Task description:
The answer must be every line below that holds the word "Revenue".

Records shown:

BEGIN

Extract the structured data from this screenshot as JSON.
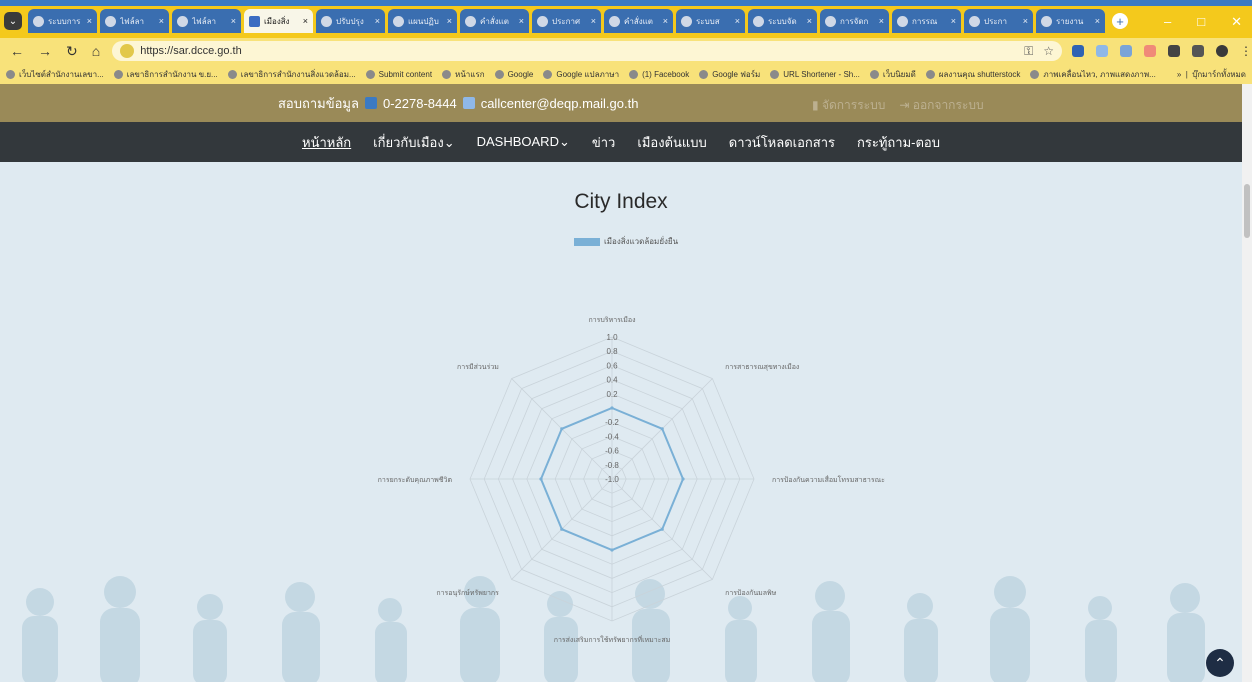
{
  "browser": {
    "tabs": [
      {
        "title": "ระบบการ",
        "active": false
      },
      {
        "title": "ไฟล์ลา",
        "active": false
      },
      {
        "title": "ไฟล์ลา",
        "active": false
      },
      {
        "title": "เมืองสิ่ง",
        "active": true
      },
      {
        "title": "ปรับปรุง",
        "active": false
      },
      {
        "title": "แผนปฏิบ",
        "active": false
      },
      {
        "title": "คำสั่งแต",
        "active": false
      },
      {
        "title": "ประกาศ",
        "active": false
      },
      {
        "title": "คำสั่งแต",
        "active": false
      },
      {
        "title": "ระบบส",
        "active": false
      },
      {
        "title": "ระบบจัด",
        "active": false
      },
      {
        "title": "การจัดก",
        "active": false
      },
      {
        "title": "การรณ",
        "active": false
      },
      {
        "title": "ประกา",
        "active": false
      },
      {
        "title": "รายงาน",
        "active": false
      }
    ],
    "close_glyph": "×",
    "new_tab_glyph": "+",
    "window_controls": [
      "–",
      "□",
      "✕"
    ],
    "url": "https://sar.dcce.go.th",
    "bookmarks": [
      "เว็บไซต์สำนักงานเลขา...",
      "เลขาธิการสำนักงาน ข.ย...",
      "เลขาธิการสำนักงานสิ่งแวดล้อม...",
      "Submit content",
      "หน้าแรก",
      "Google",
      "Google แปลภาษา",
      "(1) Facebook",
      "Google ฟอร์ม",
      "URL Shortener - Sh...",
      "เว็บนิยมดี",
      "ผลงานคุณ shutterstock",
      "ภาพเคลื่อนไหว, ภาพแสดงภาพ..."
    ],
    "bookmarks_more": "»",
    "all_bookmarks": "บุ๊กมาร์กทั้งหมด"
  },
  "site": {
    "contact_label": "สอบถามข้อมูล",
    "phone": "0-2278-8444",
    "email": "callcenter@deqp.mail.go.th",
    "manage": "จัดการระบบ",
    "logout": "ออกจากระบบ",
    "nav": [
      "หน้าหลัก",
      "เกี่ยวกับเมือง",
      "DASHBOARD",
      "ข่าว",
      "เมืองต้นแบบ",
      "ดาวน์โหลดเอกสาร",
      "กระทู้ถาม-ตอบ"
    ],
    "dropdown_glyph": "⌄"
  },
  "chart_data": {
    "type": "radar",
    "title": "City Index",
    "legend_position": "top",
    "series": [
      {
        "name": "เมืองสิ่งแวดล้อมยั่งยืน",
        "color": "#7ab0d6",
        "values": [
          0.0,
          0.0,
          0.0,
          0.0,
          0.0,
          0.0,
          0.0,
          0.0
        ]
      }
    ],
    "axes": [
      "การบริหารเมือง",
      "การสาธารณสุขทางเมือง",
      "การป้องกันความเสื่อมโทรมสาธารณะ",
      "การป้องกันมลพิษ",
      "การส่งเสริมการใช้ทรัพยากรที่เหมาะสม",
      "การอนุรักษ์ทรัพยากร",
      "การยกระดับคุณภาพชีวิต",
      "การมีส่วนร่วม"
    ],
    "ticks": [
      "1.0",
      "0.8",
      "0.6",
      "0.4",
      "0.2",
      "-0.2",
      "-0.4",
      "-0.6",
      "-0.8",
      "-1.0"
    ],
    "rlim": [
      -1.0,
      1.0
    ]
  },
  "colors": {
    "tab_strip": "#f4c91c",
    "site_header": "#9a8a58",
    "nav_bar": "#33383c",
    "series": "#7ab0d6",
    "content_bg": "#dfeaf1"
  }
}
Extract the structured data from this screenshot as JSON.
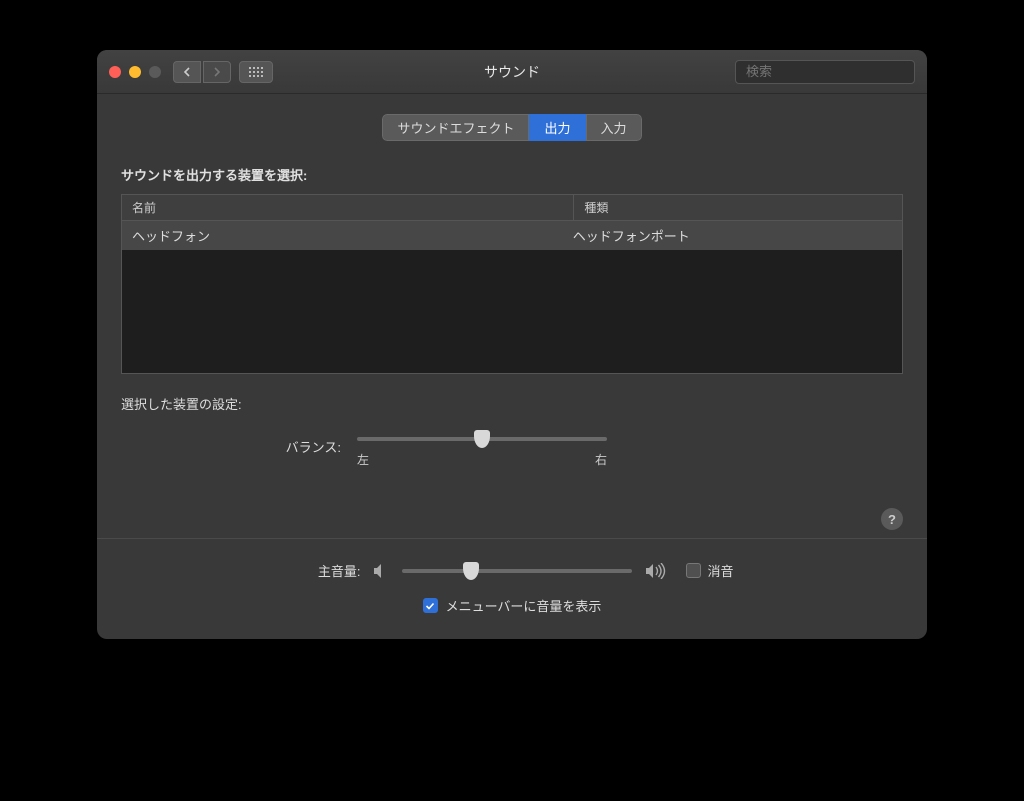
{
  "window": {
    "title": "サウンド"
  },
  "search": {
    "placeholder": "検索"
  },
  "tabs": {
    "effects": "サウンドエフェクト",
    "output": "出力",
    "input": "入力"
  },
  "device_list": {
    "heading": "サウンドを出力する装置を選択:",
    "col_name": "名前",
    "col_type": "種類",
    "row0_name": "ヘッドフォン",
    "row0_type": "ヘッドフォンポート"
  },
  "settings": {
    "heading": "選択した装置の設定:"
  },
  "balance": {
    "label": "バランス:",
    "left": "左",
    "right": "右",
    "value_pct": 50
  },
  "volume": {
    "label": "主音量:",
    "value_pct": 30,
    "mute_label": "消音",
    "show_in_menubar": "メニューバーに音量を表示"
  },
  "help": {
    "label": "?"
  }
}
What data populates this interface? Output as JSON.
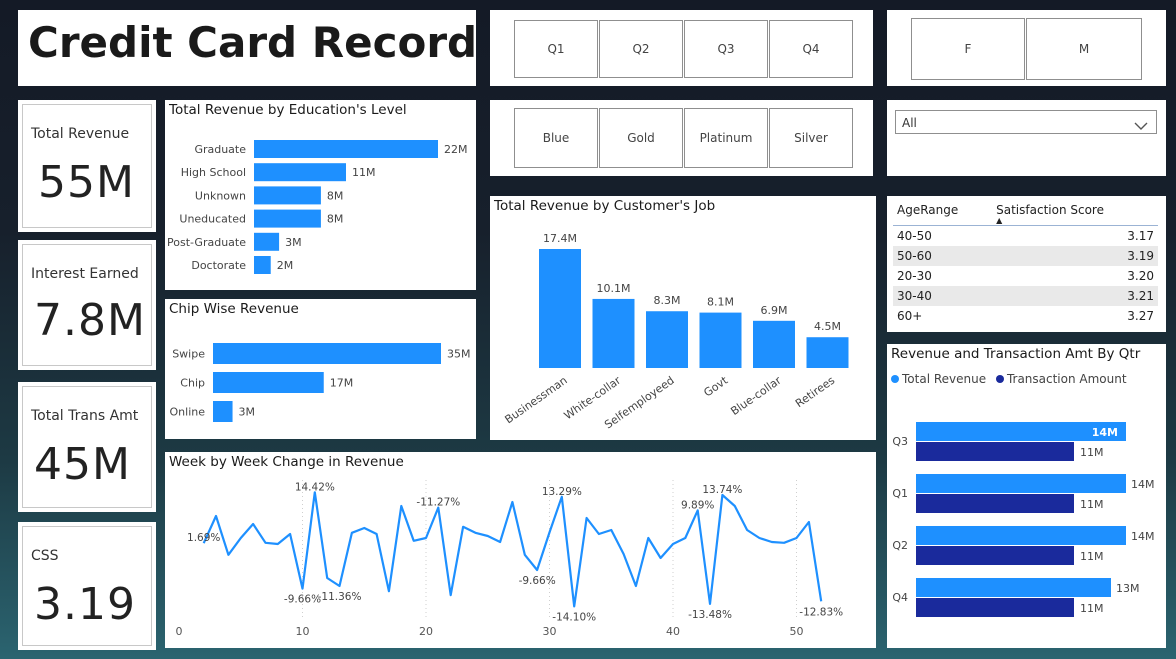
{
  "title": "Credit Card Record",
  "colors": {
    "bar": "#1e90ff",
    "bar_dark": "#1a2a9c",
    "line": "#1e90ff"
  },
  "kpis": [
    {
      "label": "Total Revenue",
      "value": "55M"
    },
    {
      "label": "Interest Earned",
      "value": "7.8M"
    },
    {
      "label": "Total Trans Amt",
      "value": "45M"
    },
    {
      "label": "CSS",
      "value": "3.19"
    }
  ],
  "quarter_slicer": [
    "Q1",
    "Q2",
    "Q3",
    "Q4"
  ],
  "gender_slicer": [
    "F",
    "M"
  ],
  "card_slicer": [
    "Blue",
    "Gold",
    "Platinum",
    "Silver"
  ],
  "dropdown": {
    "value": "All",
    "icon": "chevron-down-icon"
  },
  "satisfaction_table": {
    "headers": [
      "AgeRange",
      "Satisfaction Score"
    ],
    "rows": [
      [
        "40-50",
        "3.17"
      ],
      [
        "50-60",
        "3.19"
      ],
      [
        "20-30",
        "3.20"
      ],
      [
        "30-40",
        "3.21"
      ],
      [
        "60+",
        "3.27"
      ]
    ]
  },
  "visual_titles": {
    "education": "Total Revenue by Education's Level",
    "chip": "Chip Wise Revenue",
    "job": "Total Revenue by Customer's Job",
    "weekly": "Week by Week Change in Revenue",
    "quarter": "Revenue and Transaction Amt By Qtr"
  },
  "chart_data": [
    {
      "id": "education",
      "type": "bar",
      "orientation": "horizontal",
      "title": "Total Revenue by Education's Level",
      "categories": [
        "Graduate",
        "High School",
        "Unknown",
        "Uneducated",
        "Post-Graduate",
        "Doctorate"
      ],
      "values": [
        22,
        11,
        8,
        8,
        3,
        2
      ],
      "data_labels": [
        "22M",
        "11M",
        "8M",
        "8M",
        "3M",
        "2M"
      ],
      "unit": "M",
      "xlim": [
        0,
        22
      ]
    },
    {
      "id": "chip",
      "type": "bar",
      "orientation": "horizontal",
      "title": "Chip Wise Revenue",
      "categories": [
        "Swipe",
        "Chip",
        "Online"
      ],
      "values": [
        35,
        17,
        3
      ],
      "data_labels": [
        "35M",
        "17M",
        "3M"
      ],
      "unit": "M",
      "xlim": [
        0,
        35
      ]
    },
    {
      "id": "job",
      "type": "bar",
      "orientation": "vertical",
      "title": "Total Revenue by Customer's Job",
      "categories": [
        "Businessman",
        "White-collar",
        "Selfemployeed",
        "Govt",
        "Blue-collar",
        "Retirees"
      ],
      "values": [
        17.4,
        10.1,
        8.3,
        8.1,
        6.9,
        4.5
      ],
      "data_labels": [
        "17.4M",
        "10.1M",
        "8.3M",
        "8.1M",
        "6.9M",
        "4.5M"
      ],
      "unit": "M",
      "ylim": [
        0,
        17.4
      ]
    },
    {
      "id": "weekly",
      "type": "line",
      "title": "Week by Week Change in Revenue",
      "x": [
        2,
        3,
        4,
        5,
        6,
        7,
        8,
        9,
        10,
        11,
        12,
        13,
        14,
        15,
        16,
        17,
        18,
        19,
        20,
        21,
        22,
        23,
        24,
        25,
        26,
        27,
        28,
        29,
        30,
        31,
        32,
        33,
        34,
        35,
        36,
        37,
        38,
        39,
        40,
        41,
        42,
        43,
        44,
        45,
        46,
        47,
        48,
        49,
        50,
        51,
        52
      ],
      "y": [
        1.69,
        8.5,
        -1.2,
        3.0,
        6.5,
        1.8,
        1.5,
        4.0,
        -9.66,
        14.42,
        -7.0,
        -9.0,
        4.3,
        5.5,
        4.0,
        -10.3,
        11.0,
        2.3,
        3.0,
        10.6,
        -11.27,
        5.8,
        4.3,
        3.5,
        2.0,
        12.0,
        -1.2,
        -5.0,
        4.4,
        13.29,
        -14.1,
        8.0,
        4.0,
        5.0,
        -1.0,
        -9.0,
        3.0,
        -2.0,
        1.5,
        3.0,
        9.89,
        -13.48,
        13.74,
        11.0,
        5.0,
        3.0,
        2.0,
        1.8,
        3.0,
        7.0,
        -12.83
      ],
      "point_labels": [
        {
          "x": 2,
          "label": "1.69%"
        },
        {
          "x": 10,
          "label": "-9.66%"
        },
        {
          "x": 11,
          "label": "14.42%"
        },
        {
          "x": 13,
          "label": "-11.36%"
        },
        {
          "x": 21,
          "label": "-11.27%"
        },
        {
          "x": 29,
          "label": "-9.66%"
        },
        {
          "x": 31,
          "label": "13.29%"
        },
        {
          "x": 32,
          "label": "-14.10%"
        },
        {
          "x": 42,
          "label": "9.89%"
        },
        {
          "x": 43,
          "label": "-13.48%"
        },
        {
          "x": 44,
          "label": "13.74%"
        },
        {
          "x": 52,
          "label": "-12.83%"
        }
      ],
      "xticks": [
        0,
        10,
        20,
        30,
        40,
        50
      ],
      "xlim": [
        0,
        56
      ],
      "ylim": [
        -16,
        17
      ],
      "grid": "vertical dotted"
    },
    {
      "id": "quarter",
      "type": "bar",
      "orientation": "horizontal",
      "title": "Revenue and Transaction Amt By Qtr",
      "categories": [
        "Q3",
        "Q1",
        "Q2",
        "Q4"
      ],
      "series": [
        {
          "name": "Total Revenue",
          "values": [
            14,
            14,
            14,
            13
          ],
          "data_labels": [
            "14M",
            "14M",
            "14M",
            "13M"
          ]
        },
        {
          "name": "Transaction Amount",
          "values": [
            11,
            11,
            11,
            11
          ],
          "data_labels": [
            "11M",
            "11M",
            "11M",
            "11M"
          ]
        }
      ],
      "unit": "M",
      "legend": "top-left"
    }
  ]
}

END

Exercise answer:
      "label": "Total Revenue",
    "education": "Total Revenue by Education's Level",
    "chip": "Chip Wise Revenue",
    "job": "Total Revenue by Customer's Job",
    "weekly": "Week by Week Change in Revenue",
    "quarter": "Revenue and Transaction Amt By Qtr"
      "title": "Total Revenue by Education's Level",
      "title": "Chip Wise Revenue",
      "title": "Total Revenue by Customer's Job",
      "title": "Week by Week Change in Revenue",
      "title": "Revenue and Transaction Amt By Qtr",
          "name": "Total Revenue",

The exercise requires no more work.